Jane goes against many traditional female archetypes by developing great psychological, intellectual and moral behaviour that is not typical of a woman growing up during these times. Charlotte Bronte exhibits her understanding of the situations and hardships that everyday women as well as Jane, had to face living in the Victorian oppressive society. In the introductory setting of the novel, Jane Eyre resides in Gateshead; an estate now owned by her aunt and inhabited by Jane, and her spoiled cousins. It becomes clear within the first few pages of the book that she is residing in an incredibly hostile environment. Jane goes into great detail to describe her unfulfilled and discriminated life living with her relatives, and one altercation of many, is highlighted to great significance in the story.

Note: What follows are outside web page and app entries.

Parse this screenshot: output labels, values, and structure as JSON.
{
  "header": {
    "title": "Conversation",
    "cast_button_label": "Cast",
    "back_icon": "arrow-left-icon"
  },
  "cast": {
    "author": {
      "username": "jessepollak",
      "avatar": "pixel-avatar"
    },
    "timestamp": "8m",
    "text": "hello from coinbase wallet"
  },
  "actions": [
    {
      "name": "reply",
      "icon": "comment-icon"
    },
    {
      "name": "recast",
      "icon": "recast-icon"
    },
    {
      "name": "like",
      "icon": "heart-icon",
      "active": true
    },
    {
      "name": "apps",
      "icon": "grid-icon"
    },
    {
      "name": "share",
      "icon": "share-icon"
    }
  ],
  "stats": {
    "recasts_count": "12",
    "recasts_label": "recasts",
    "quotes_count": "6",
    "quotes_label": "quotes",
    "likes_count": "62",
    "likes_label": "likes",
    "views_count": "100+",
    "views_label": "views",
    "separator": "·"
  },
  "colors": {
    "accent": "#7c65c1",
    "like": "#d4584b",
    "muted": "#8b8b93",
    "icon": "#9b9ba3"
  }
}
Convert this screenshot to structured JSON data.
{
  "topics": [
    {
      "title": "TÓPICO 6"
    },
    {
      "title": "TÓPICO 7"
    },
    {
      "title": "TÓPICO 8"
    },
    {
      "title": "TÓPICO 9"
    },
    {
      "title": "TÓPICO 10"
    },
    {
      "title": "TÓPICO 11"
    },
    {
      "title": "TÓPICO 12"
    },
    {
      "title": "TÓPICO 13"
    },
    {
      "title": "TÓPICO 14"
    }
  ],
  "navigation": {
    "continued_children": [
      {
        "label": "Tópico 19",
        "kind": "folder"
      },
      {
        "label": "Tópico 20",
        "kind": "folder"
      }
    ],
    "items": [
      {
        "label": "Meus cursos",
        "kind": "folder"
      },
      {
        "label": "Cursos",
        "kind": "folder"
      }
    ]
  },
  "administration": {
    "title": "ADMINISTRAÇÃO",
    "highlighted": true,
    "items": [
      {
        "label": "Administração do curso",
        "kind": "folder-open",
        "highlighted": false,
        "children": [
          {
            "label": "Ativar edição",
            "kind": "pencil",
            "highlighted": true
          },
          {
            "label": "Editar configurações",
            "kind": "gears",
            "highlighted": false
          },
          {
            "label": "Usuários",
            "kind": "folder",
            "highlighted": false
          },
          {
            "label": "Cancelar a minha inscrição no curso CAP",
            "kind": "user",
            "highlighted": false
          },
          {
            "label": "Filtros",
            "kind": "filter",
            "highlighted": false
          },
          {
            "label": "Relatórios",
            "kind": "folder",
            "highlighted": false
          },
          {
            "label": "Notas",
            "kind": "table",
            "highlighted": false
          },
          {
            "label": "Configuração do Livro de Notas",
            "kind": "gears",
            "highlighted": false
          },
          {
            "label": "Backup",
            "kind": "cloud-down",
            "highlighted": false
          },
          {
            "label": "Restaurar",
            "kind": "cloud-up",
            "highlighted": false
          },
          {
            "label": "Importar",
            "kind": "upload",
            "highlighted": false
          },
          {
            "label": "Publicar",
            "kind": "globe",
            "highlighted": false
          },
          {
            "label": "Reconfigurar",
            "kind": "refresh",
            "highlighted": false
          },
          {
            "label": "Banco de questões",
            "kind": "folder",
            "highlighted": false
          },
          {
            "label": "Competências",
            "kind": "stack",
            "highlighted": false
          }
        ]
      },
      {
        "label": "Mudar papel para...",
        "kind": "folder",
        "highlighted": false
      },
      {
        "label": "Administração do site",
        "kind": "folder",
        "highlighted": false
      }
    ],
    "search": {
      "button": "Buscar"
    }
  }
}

Charlotte Bronte, nineteenth century English novelist, is known for her intensity of vision and feelings. “Her strength as a novelist lies in her ability to portray in moving detail the inner struggles of women who are endowed with a powerful capacity for feeling, yet whose social circumstances deny them the opportunity for intellectual or emotional fulfillment.” (Rosengarten, 33) This strength is strongly portrayed in one of her greatest novels, Jane Eyre: An Autobiography. In this novel, Jane Eyre progresses from a barely tolerated child, through a stage of figuring out who she is, to becoming a mature, independent women. Jane first appears as an unhappy and unloved child, living in the Reeds’ Gateshead with cruel relatives. “Jane’s unhappiness stems from a disjunction between how she appears to herself, as a sensitive worthwhile human being, and how she appears to those around her, as a mopey, anti-social girl.” (Bodenheimer, 5) She lacks the ability to fit in with her surroundings.
"It is a terrible thing to break up a family," Ruthie offers as an explanation for their flight from civilization; her statement is as well Robinson's articulation of her deviation from the myth of the unencumbered American hero. Her female hero is extremely much entangled with history, ancestry, the inheritances of family and race; she is an individual standing, not alone, but together, with an aunt who is also mother and sister, and with whom she affirms the bonds of family. Critical Analysis Housekeeping is a complex, often amorphous novel about appearance and reality, mutability, and memory and the past. It lends itself to--and has yielded--a variety of critical explications, ranging from Thomas Foster's reading of it as a representation of Julia Kristeva's theory of women's time, to Elizabeth Meese's reconstruction of the novel as Robinson's attempt to explore the creation of an individual
Lilly Gately Ms. Richter English 110 3 October 2012 Overcoming Society In the essay, “On Being a Cripple”, the author, Nancy Mairs, discusses her experiences being crippled as well as her struggle to overcome her personal fears and the pressures from society that come with her disease. She uses many literary devices such as descriptive language, imagery, and strategic paragraph structure in order to further develop her essay. Mairs faces the limited physical and mental ability that comes with having MS, yet she overcomes society’s view of a “cripple” by defining herself before society defines her. To begin the essay, Mairs uses descriptive language to discuss her reasoning behind choosing the word “cripple” to define herself. She boldly states, “I am a cripple.